*What to do*. Could you repeat every entry below word for word, leaving out the pictures?

Records shown Start Marker

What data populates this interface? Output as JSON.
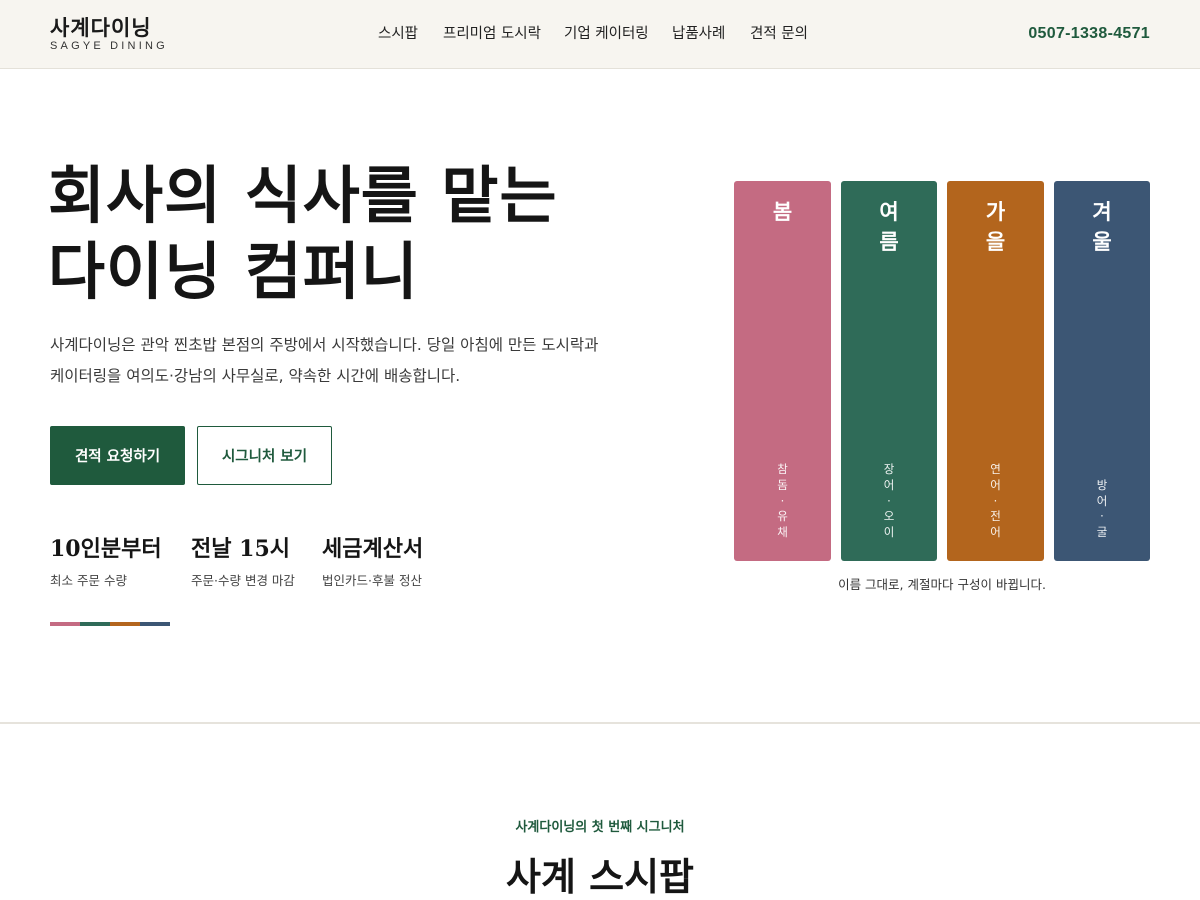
{
  "header": {
    "logo_ko": "사계다이닝",
    "logo_en": "SAGYE DINING",
    "nav": [
      "스시팝",
      "프리미엄 도시락",
      "기업 케이터링",
      "납품사례",
      "견적 문의"
    ],
    "phone": "0507-1338-4571"
  },
  "hero": {
    "title_lines": [
      "회사의 식사를 맡는",
      "다이닝 컴퍼니"
    ],
    "desc_lines": [
      "사계다이닝은 관악 찐초밥 본점의 주방에서 시작했습니다. 당일 아침에 만든 도시락과",
      "케이터링을 여의도·강남의 사무실로, 약속한 시간에 배송합니다."
    ],
    "primary_button": "견적 요청하기",
    "secondary_button": "시그니처 보기",
    "stats": [
      {
        "value": "10인분부터",
        "label": "최소 주문 수량"
      },
      {
        "value": "전날 15시",
        "label": "주문·수량 변경 마감"
      },
      {
        "value": "세금계산서",
        "label": "법인카드·후불 정산"
      }
    ]
  },
  "seasons": [
    {
      "name": [
        "봄"
      ],
      "items": [
        "참",
        "돔",
        "·",
        "유",
        "채"
      ],
      "color": "#c46b82"
    },
    {
      "name": [
        "여",
        "름"
      ],
      "items": [
        "장",
        "어",
        "·",
        "오",
        "이"
      ],
      "color": "#2f6b58"
    },
    {
      "name": [
        "가",
        "을"
      ],
      "items": [
        "연",
        "어",
        "·",
        "전",
        "어"
      ],
      "color": "#b3651d"
    },
    {
      "name": [
        "겨",
        "울"
      ],
      "items": [
        "방",
        "어",
        "·",
        "굴"
      ],
      "color": "#3c5674"
    }
  ],
  "seasons_caption": "이름 그대로, 계절마다 구성이 바뀝니다.",
  "section": {
    "eyebrow": "사계다이닝의 첫 번째 시그니처",
    "title": "사계 스시팝"
  },
  "colors": {
    "brand_green": "#1f5a3d",
    "spring": "#c46b82",
    "summer": "#2f6b58",
    "autumn": "#b3651d",
    "winter": "#3c5674"
  }
}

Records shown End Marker

*Solution*.
What data populates this interface? Output as JSON.
{
  "header": {
    "logo_ko": "사계다이닝",
    "logo_en": "SAGYE DINING",
    "nav": [
      "스시팝",
      "프리미엄 도시락",
      "기업 케이터링",
      "납품사례",
      "견적 문의"
    ],
    "phone": "0507-1338-4571"
  },
  "hero": {
    "title_lines": [
      "회사의 식사를 맡는",
      "다이닝 컴퍼니"
    ],
    "desc_lines": [
      "사계다이닝은 관악 찐초밥 본점의 주방에서 시작했습니다. 당일 아침에 만든 도시락과",
      "케이터링을 여의도·강남의 사무실로, 약속한 시간에 배송합니다."
    ],
    "primary_button": "견적 요청하기",
    "secondary_button": "시그니처 보기",
    "stats": [
      {
        "value": "10인분부터",
        "label": "최소 주문 수량"
      },
      {
        "value": "전날 15시",
        "label": "주문·수량 변경 마감"
      },
      {
        "value": "세금계산서",
        "label": "법인카드·후불 정산"
      }
    ]
  },
  "seasons": [
    {
      "name": [
        "봄"
      ],
      "items": [
        "참",
        "돔",
        "·",
        "유",
        "채"
      ],
      "color": "#c46b82"
    },
    {
      "name": [
        "여",
        "름"
      ],
      "items": [
        "장",
        "어",
        "·",
        "오",
        "이"
      ],
      "color": "#2f6b58"
    },
    {
      "name": [
        "가",
        "을"
      ],
      "items": [
        "연",
        "어",
        "·",
        "전",
        "어"
      ],
      "color": "#b3651d"
    },
    {
      "name": [
        "겨",
        "울"
      ],
      "items": [
        "방",
        "어",
        "·",
        "굴"
      ],
      "color": "#3c5674"
    }
  ],
  "seasons_caption": "이름 그대로, 계절마다 구성이 바뀝니다.",
  "section": {
    "eyebrow": "사계다이닝의 첫 번째 시그니처",
    "title": "사계 스시팝"
  },
  "colors": {
    "brand_green": "#1f5a3d",
    "spring": "#c46b82",
    "summer": "#2f6b58",
    "autumn": "#b3651d",
    "winter": "#3c5674"
  }
}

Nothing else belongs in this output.